EXERCISE DETAILS: Pull every line containing "accent" out of the listing below.
** Opening SUPPLIED INFORMATION block **
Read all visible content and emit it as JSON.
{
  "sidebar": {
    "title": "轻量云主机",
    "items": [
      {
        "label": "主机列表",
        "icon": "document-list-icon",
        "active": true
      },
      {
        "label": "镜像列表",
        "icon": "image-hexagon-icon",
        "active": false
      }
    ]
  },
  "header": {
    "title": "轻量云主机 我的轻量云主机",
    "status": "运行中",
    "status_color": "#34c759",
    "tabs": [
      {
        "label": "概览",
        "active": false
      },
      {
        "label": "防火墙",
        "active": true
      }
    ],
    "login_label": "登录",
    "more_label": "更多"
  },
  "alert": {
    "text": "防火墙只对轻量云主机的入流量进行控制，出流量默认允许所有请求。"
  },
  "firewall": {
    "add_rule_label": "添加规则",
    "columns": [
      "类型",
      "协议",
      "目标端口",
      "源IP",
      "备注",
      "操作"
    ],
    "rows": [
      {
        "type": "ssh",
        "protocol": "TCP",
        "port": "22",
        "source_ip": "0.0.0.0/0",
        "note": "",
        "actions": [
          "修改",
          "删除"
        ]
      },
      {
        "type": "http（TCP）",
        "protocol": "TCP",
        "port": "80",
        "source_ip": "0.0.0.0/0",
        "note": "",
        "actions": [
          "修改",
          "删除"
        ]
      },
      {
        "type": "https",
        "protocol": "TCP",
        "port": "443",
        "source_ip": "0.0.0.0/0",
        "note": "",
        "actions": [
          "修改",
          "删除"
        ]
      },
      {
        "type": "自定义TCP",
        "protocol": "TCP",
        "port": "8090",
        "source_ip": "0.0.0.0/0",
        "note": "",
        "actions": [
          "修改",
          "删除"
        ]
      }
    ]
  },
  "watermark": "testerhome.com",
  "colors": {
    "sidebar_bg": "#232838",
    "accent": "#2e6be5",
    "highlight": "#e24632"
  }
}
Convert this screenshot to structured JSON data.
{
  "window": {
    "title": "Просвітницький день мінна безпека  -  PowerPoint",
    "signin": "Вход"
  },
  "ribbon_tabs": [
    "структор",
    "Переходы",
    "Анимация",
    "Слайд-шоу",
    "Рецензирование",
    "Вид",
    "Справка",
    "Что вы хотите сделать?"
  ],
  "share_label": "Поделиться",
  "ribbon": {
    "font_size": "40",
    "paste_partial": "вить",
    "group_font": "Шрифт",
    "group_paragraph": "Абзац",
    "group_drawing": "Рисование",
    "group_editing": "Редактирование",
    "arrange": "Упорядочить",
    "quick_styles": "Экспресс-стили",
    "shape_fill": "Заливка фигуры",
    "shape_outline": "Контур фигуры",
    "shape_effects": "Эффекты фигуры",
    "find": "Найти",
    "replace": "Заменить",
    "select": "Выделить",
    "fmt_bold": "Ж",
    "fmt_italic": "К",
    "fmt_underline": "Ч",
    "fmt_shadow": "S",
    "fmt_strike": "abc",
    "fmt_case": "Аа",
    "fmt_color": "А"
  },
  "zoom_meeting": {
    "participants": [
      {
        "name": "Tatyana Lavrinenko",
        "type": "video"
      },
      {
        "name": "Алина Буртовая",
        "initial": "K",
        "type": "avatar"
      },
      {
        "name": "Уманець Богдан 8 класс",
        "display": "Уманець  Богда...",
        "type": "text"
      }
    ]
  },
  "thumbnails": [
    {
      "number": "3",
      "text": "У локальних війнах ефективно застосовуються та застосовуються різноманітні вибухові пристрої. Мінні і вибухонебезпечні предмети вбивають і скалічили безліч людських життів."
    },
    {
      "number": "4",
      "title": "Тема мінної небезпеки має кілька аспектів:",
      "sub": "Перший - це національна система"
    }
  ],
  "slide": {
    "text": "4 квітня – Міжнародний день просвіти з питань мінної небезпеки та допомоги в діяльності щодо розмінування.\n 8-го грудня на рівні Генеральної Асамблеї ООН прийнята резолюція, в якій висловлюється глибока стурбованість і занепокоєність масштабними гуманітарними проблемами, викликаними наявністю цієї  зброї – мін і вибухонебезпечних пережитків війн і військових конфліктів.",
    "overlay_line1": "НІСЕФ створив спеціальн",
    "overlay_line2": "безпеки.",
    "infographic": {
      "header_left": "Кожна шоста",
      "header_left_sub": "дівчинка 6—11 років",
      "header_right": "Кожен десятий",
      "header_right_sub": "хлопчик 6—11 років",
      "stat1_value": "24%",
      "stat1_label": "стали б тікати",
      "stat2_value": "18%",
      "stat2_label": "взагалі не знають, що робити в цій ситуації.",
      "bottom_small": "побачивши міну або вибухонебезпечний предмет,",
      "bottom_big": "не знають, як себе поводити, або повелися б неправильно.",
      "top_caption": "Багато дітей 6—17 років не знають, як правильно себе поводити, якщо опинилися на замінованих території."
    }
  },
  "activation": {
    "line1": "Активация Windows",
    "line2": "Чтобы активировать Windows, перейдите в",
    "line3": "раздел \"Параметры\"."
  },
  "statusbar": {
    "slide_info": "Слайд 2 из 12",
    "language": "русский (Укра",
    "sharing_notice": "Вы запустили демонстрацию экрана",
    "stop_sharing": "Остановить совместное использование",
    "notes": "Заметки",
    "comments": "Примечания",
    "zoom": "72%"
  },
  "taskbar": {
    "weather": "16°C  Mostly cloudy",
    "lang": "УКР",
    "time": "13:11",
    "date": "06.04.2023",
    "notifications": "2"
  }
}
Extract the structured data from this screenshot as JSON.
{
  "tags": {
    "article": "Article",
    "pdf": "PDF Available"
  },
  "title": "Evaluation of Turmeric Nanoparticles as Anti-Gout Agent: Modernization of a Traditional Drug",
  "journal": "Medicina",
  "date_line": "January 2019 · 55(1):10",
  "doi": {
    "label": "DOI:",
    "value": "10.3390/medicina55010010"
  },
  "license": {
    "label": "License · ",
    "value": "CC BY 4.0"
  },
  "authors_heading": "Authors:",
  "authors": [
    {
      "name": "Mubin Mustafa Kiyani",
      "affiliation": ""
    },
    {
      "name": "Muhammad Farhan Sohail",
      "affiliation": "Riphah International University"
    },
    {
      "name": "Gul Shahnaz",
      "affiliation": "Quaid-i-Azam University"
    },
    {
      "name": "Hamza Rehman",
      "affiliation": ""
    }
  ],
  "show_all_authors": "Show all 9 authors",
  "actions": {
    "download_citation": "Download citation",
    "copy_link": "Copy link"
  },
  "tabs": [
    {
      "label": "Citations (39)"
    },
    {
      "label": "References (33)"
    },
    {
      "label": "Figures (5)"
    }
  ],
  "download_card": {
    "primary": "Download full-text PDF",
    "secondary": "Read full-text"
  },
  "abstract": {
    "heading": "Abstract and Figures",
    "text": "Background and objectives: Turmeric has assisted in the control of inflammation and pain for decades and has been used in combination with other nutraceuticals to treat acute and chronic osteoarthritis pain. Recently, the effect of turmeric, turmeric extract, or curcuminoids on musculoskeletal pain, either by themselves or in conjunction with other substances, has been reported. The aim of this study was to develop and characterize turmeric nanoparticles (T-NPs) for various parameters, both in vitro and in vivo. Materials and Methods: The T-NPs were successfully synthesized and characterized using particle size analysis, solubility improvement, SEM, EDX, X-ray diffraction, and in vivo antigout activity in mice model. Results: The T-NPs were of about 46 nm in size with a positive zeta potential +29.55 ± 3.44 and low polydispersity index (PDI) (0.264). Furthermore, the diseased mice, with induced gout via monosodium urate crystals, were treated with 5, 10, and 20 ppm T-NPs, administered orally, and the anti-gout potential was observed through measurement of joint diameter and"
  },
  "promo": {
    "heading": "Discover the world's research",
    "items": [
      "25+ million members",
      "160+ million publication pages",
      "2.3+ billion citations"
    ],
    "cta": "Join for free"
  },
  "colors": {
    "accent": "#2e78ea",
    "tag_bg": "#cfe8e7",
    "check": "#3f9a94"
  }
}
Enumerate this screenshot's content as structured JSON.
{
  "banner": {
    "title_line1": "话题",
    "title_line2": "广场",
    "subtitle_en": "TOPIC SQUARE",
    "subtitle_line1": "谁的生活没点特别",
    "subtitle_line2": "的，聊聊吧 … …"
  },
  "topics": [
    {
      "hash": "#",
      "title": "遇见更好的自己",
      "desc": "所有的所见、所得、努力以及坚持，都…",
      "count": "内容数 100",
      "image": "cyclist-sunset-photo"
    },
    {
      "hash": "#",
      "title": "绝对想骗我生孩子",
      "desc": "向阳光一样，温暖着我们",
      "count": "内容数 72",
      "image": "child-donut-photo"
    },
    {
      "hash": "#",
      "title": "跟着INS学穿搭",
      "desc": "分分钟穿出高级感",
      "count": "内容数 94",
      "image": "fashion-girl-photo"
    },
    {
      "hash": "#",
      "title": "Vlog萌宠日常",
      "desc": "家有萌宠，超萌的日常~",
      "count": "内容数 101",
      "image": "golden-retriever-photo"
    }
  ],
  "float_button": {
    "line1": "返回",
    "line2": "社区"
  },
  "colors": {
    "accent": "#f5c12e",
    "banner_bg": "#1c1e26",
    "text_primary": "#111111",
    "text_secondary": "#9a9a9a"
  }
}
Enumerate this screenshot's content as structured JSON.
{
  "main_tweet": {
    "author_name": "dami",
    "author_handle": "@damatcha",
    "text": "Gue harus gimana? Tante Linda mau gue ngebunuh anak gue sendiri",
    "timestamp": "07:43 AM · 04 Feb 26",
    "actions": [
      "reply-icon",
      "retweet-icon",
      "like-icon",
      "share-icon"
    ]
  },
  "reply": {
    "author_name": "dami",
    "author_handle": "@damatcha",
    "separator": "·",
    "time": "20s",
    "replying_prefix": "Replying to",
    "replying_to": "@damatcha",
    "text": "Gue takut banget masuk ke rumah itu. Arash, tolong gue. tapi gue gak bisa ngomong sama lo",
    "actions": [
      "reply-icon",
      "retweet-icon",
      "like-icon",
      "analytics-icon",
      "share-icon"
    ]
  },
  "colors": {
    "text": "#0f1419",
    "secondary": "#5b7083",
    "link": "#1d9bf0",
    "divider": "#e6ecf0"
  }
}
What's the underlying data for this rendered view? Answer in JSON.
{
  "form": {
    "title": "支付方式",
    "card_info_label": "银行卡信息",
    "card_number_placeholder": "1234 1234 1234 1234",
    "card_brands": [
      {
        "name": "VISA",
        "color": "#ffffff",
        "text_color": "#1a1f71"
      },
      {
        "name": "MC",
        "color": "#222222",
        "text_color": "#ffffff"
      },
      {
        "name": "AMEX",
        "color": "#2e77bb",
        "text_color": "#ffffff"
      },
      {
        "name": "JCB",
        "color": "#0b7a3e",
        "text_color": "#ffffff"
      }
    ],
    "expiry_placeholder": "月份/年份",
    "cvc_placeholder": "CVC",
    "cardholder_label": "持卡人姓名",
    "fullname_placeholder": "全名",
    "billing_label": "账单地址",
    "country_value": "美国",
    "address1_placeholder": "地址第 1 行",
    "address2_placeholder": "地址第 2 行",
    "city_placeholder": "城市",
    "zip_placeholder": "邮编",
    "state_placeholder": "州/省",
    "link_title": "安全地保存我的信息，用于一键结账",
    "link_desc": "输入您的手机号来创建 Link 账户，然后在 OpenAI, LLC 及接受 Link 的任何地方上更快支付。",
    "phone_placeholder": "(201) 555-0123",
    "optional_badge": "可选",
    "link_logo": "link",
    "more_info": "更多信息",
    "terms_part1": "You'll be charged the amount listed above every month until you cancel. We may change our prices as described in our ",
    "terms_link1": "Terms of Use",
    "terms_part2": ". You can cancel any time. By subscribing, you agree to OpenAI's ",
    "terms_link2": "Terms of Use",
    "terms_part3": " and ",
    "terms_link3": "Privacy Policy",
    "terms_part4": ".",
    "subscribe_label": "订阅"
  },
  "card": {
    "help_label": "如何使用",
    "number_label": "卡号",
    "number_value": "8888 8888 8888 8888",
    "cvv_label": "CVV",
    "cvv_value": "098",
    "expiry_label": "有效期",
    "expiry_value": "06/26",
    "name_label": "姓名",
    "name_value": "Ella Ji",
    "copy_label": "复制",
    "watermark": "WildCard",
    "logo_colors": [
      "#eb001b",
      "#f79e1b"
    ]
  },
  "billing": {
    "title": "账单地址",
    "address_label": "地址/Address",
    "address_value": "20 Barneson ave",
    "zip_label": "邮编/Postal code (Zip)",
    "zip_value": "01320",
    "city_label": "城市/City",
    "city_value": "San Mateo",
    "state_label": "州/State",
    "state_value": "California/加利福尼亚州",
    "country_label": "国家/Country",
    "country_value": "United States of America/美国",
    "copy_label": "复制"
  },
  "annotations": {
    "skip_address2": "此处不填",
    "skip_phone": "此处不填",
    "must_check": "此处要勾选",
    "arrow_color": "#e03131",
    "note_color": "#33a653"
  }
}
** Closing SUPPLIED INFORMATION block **
YOUR RESPONSE:
    "accent": "#2e6be5",
    "accent": "#2e78ea",
    "accent": "#f5c12e",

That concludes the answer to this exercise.